■ EXERCISE INSTRUCTIONS ■
The number of lines holding the string "Brewing" is all that is wanted; count them in the records below.

Website and app data records:
════════════════════

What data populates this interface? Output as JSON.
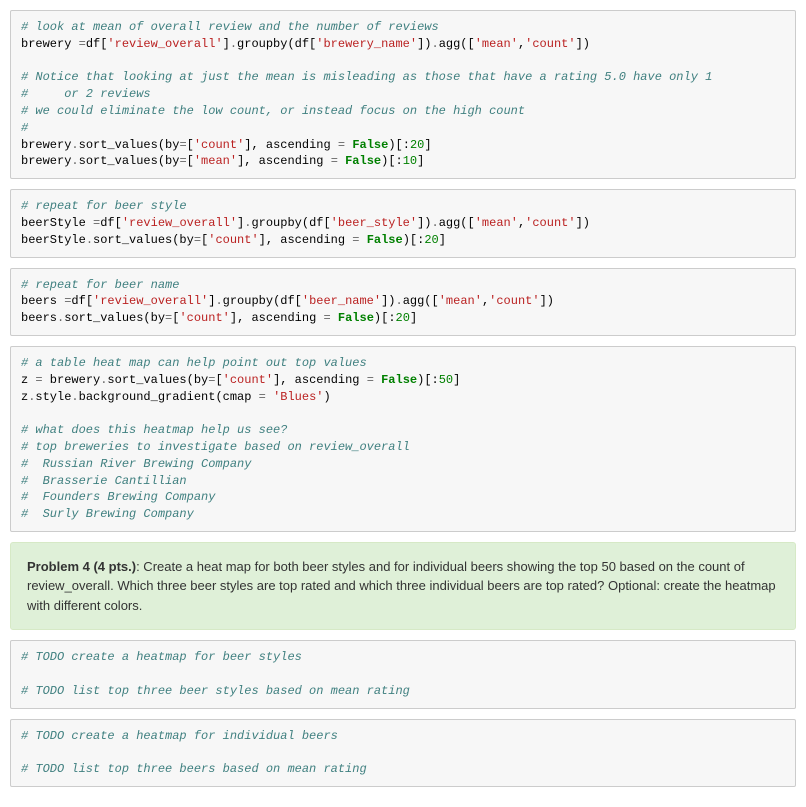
{
  "cells": [
    {
      "type": "code",
      "tokens": [
        {
          "t": "# look at mean of overall review and the number of reviews",
          "c": "c-comment"
        },
        {
          "t": "\n",
          "c": ""
        },
        {
          "t": "brewery ",
          "c": "c-name"
        },
        {
          "t": "=",
          "c": "c-op"
        },
        {
          "t": "df[",
          "c": "c-name"
        },
        {
          "t": "'review_overall'",
          "c": "c-string"
        },
        {
          "t": "]",
          "c": "c-name"
        },
        {
          "t": ".",
          "c": "c-op"
        },
        {
          "t": "groupby(df[",
          "c": "c-name"
        },
        {
          "t": "'brewery_name'",
          "c": "c-string"
        },
        {
          "t": "])",
          "c": "c-name"
        },
        {
          "t": ".",
          "c": "c-op"
        },
        {
          "t": "agg([",
          "c": "c-name"
        },
        {
          "t": "'mean'",
          "c": "c-string"
        },
        {
          "t": ",",
          "c": "c-name"
        },
        {
          "t": "'count'",
          "c": "c-string"
        },
        {
          "t": "])",
          "c": "c-name"
        },
        {
          "t": "\n\n",
          "c": ""
        },
        {
          "t": "# Notice that looking at just the mean is misleading as those that have a rating 5.0 have only 1",
          "c": "c-comment"
        },
        {
          "t": "\n",
          "c": ""
        },
        {
          "t": "#     or 2 reviews",
          "c": "c-comment"
        },
        {
          "t": "\n",
          "c": ""
        },
        {
          "t": "# we could eliminate the low count, or instead focus on the high count",
          "c": "c-comment"
        },
        {
          "t": "\n",
          "c": ""
        },
        {
          "t": "#",
          "c": "c-comment"
        },
        {
          "t": "\n",
          "c": ""
        },
        {
          "t": "brewery",
          "c": "c-name"
        },
        {
          "t": ".",
          "c": "c-op"
        },
        {
          "t": "sort_values(by",
          "c": "c-name"
        },
        {
          "t": "=",
          "c": "c-op"
        },
        {
          "t": "[",
          "c": "c-name"
        },
        {
          "t": "'count'",
          "c": "c-string"
        },
        {
          "t": "], ascending ",
          "c": "c-name"
        },
        {
          "t": "=",
          "c": "c-op"
        },
        {
          "t": " ",
          "c": ""
        },
        {
          "t": "False",
          "c": "c-keyword"
        },
        {
          "t": ")[:",
          "c": "c-name"
        },
        {
          "t": "20",
          "c": "c-num"
        },
        {
          "t": "]",
          "c": "c-name"
        },
        {
          "t": "\n",
          "c": ""
        },
        {
          "t": "brewery",
          "c": "c-name"
        },
        {
          "t": ".",
          "c": "c-op"
        },
        {
          "t": "sort_values(by",
          "c": "c-name"
        },
        {
          "t": "=",
          "c": "c-op"
        },
        {
          "t": "[",
          "c": "c-name"
        },
        {
          "t": "'mean'",
          "c": "c-string"
        },
        {
          "t": "], ascending ",
          "c": "c-name"
        },
        {
          "t": "=",
          "c": "c-op"
        },
        {
          "t": " ",
          "c": ""
        },
        {
          "t": "False",
          "c": "c-keyword"
        },
        {
          "t": ")[:",
          "c": "c-name"
        },
        {
          "t": "10",
          "c": "c-num"
        },
        {
          "t": "]",
          "c": "c-name"
        }
      ]
    },
    {
      "type": "code",
      "tokens": [
        {
          "t": "# repeat for beer style",
          "c": "c-comment"
        },
        {
          "t": "\n",
          "c": ""
        },
        {
          "t": "beerStyle ",
          "c": "c-name"
        },
        {
          "t": "=",
          "c": "c-op"
        },
        {
          "t": "df[",
          "c": "c-name"
        },
        {
          "t": "'review_overall'",
          "c": "c-string"
        },
        {
          "t": "]",
          "c": "c-name"
        },
        {
          "t": ".",
          "c": "c-op"
        },
        {
          "t": "groupby(df[",
          "c": "c-name"
        },
        {
          "t": "'beer_style'",
          "c": "c-string"
        },
        {
          "t": "])",
          "c": "c-name"
        },
        {
          "t": ".",
          "c": "c-op"
        },
        {
          "t": "agg([",
          "c": "c-name"
        },
        {
          "t": "'mean'",
          "c": "c-string"
        },
        {
          "t": ",",
          "c": "c-name"
        },
        {
          "t": "'count'",
          "c": "c-string"
        },
        {
          "t": "])",
          "c": "c-name"
        },
        {
          "t": "\n",
          "c": ""
        },
        {
          "t": "beerStyle",
          "c": "c-name"
        },
        {
          "t": ".",
          "c": "c-op"
        },
        {
          "t": "sort_values(by",
          "c": "c-name"
        },
        {
          "t": "=",
          "c": "c-op"
        },
        {
          "t": "[",
          "c": "c-name"
        },
        {
          "t": "'count'",
          "c": "c-string"
        },
        {
          "t": "], ascending ",
          "c": "c-name"
        },
        {
          "t": "=",
          "c": "c-op"
        },
        {
          "t": " ",
          "c": ""
        },
        {
          "t": "False",
          "c": "c-keyword"
        },
        {
          "t": ")[:",
          "c": "c-name"
        },
        {
          "t": "20",
          "c": "c-num"
        },
        {
          "t": "]",
          "c": "c-name"
        }
      ]
    },
    {
      "type": "code",
      "tokens": [
        {
          "t": "# repeat for beer name",
          "c": "c-comment"
        },
        {
          "t": "\n",
          "c": ""
        },
        {
          "t": "beers ",
          "c": "c-name"
        },
        {
          "t": "=",
          "c": "c-op"
        },
        {
          "t": "df[",
          "c": "c-name"
        },
        {
          "t": "'review_overall'",
          "c": "c-string"
        },
        {
          "t": "]",
          "c": "c-name"
        },
        {
          "t": ".",
          "c": "c-op"
        },
        {
          "t": "groupby(df[",
          "c": "c-name"
        },
        {
          "t": "'beer_name'",
          "c": "c-string"
        },
        {
          "t": "])",
          "c": "c-name"
        },
        {
          "t": ".",
          "c": "c-op"
        },
        {
          "t": "agg([",
          "c": "c-name"
        },
        {
          "t": "'mean'",
          "c": "c-string"
        },
        {
          "t": ",",
          "c": "c-name"
        },
        {
          "t": "'count'",
          "c": "c-string"
        },
        {
          "t": "])",
          "c": "c-name"
        },
        {
          "t": "\n",
          "c": ""
        },
        {
          "t": "beers",
          "c": "c-name"
        },
        {
          "t": ".",
          "c": "c-op"
        },
        {
          "t": "sort_values(by",
          "c": "c-name"
        },
        {
          "t": "=",
          "c": "c-op"
        },
        {
          "t": "[",
          "c": "c-name"
        },
        {
          "t": "'count'",
          "c": "c-string"
        },
        {
          "t": "], ascending ",
          "c": "c-name"
        },
        {
          "t": "=",
          "c": "c-op"
        },
        {
          "t": " ",
          "c": ""
        },
        {
          "t": "False",
          "c": "c-keyword"
        },
        {
          "t": ")[:",
          "c": "c-name"
        },
        {
          "t": "20",
          "c": "c-num"
        },
        {
          "t": "]",
          "c": "c-name"
        }
      ]
    },
    {
      "type": "code",
      "tokens": [
        {
          "t": "# a table heat map can help point out top values",
          "c": "c-comment"
        },
        {
          "t": "\n",
          "c": ""
        },
        {
          "t": "z ",
          "c": "c-name"
        },
        {
          "t": "=",
          "c": "c-op"
        },
        {
          "t": " brewery",
          "c": "c-name"
        },
        {
          "t": ".",
          "c": "c-op"
        },
        {
          "t": "sort_values(by",
          "c": "c-name"
        },
        {
          "t": "=",
          "c": "c-op"
        },
        {
          "t": "[",
          "c": "c-name"
        },
        {
          "t": "'count'",
          "c": "c-string"
        },
        {
          "t": "], ascending ",
          "c": "c-name"
        },
        {
          "t": "=",
          "c": "c-op"
        },
        {
          "t": " ",
          "c": ""
        },
        {
          "t": "False",
          "c": "c-keyword"
        },
        {
          "t": ")[:",
          "c": "c-name"
        },
        {
          "t": "50",
          "c": "c-num"
        },
        {
          "t": "]",
          "c": "c-name"
        },
        {
          "t": "\n",
          "c": ""
        },
        {
          "t": "z",
          "c": "c-name"
        },
        {
          "t": ".",
          "c": "c-op"
        },
        {
          "t": "style",
          "c": "c-name"
        },
        {
          "t": ".",
          "c": "c-op"
        },
        {
          "t": "background_gradient(cmap ",
          "c": "c-name"
        },
        {
          "t": "=",
          "c": "c-op"
        },
        {
          "t": " ",
          "c": ""
        },
        {
          "t": "'Blues'",
          "c": "c-string"
        },
        {
          "t": ")",
          "c": "c-name"
        },
        {
          "t": "\n\n",
          "c": ""
        },
        {
          "t": "# what does this heatmap help us see?",
          "c": "c-comment"
        },
        {
          "t": "\n",
          "c": ""
        },
        {
          "t": "# top breweries to investigate based on review_overall",
          "c": "c-comment"
        },
        {
          "t": "\n",
          "c": ""
        },
        {
          "t": "#  Russian River Brewing Company",
          "c": "c-comment"
        },
        {
          "t": "\n",
          "c": ""
        },
        {
          "t": "#  Brasserie Cantillian",
          "c": "c-comment"
        },
        {
          "t": "\n",
          "c": ""
        },
        {
          "t": "#  Founders Brewing Company",
          "c": "c-comment"
        },
        {
          "t": "\n",
          "c": ""
        },
        {
          "t": "#  Surly Brewing Company",
          "c": "c-comment"
        }
      ]
    },
    {
      "type": "markdown",
      "bold": "Problem 4 (4 pts.)",
      "text": ": Create a heat map for both beer styles and for individual beers showing the top 50 based on the count of review_overall. Which three beer styles are top rated and which three individual beers are top rated? Optional: create the heatmap with different colors."
    },
    {
      "type": "code",
      "tokens": [
        {
          "t": "# TODO create a heatmap for beer styles",
          "c": "c-comment"
        },
        {
          "t": "\n\n",
          "c": ""
        },
        {
          "t": "# TODO list top three beer styles based on mean rating",
          "c": "c-comment"
        }
      ]
    },
    {
      "type": "code",
      "tokens": [
        {
          "t": "# TODO create a heatmap for individual beers",
          "c": "c-comment"
        },
        {
          "t": "\n\n",
          "c": ""
        },
        {
          "t": "# TODO list top three beers based on mean rating",
          "c": "c-comment"
        }
      ]
    }
  ]
}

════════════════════

■ REPLY TO THE TASK ■
3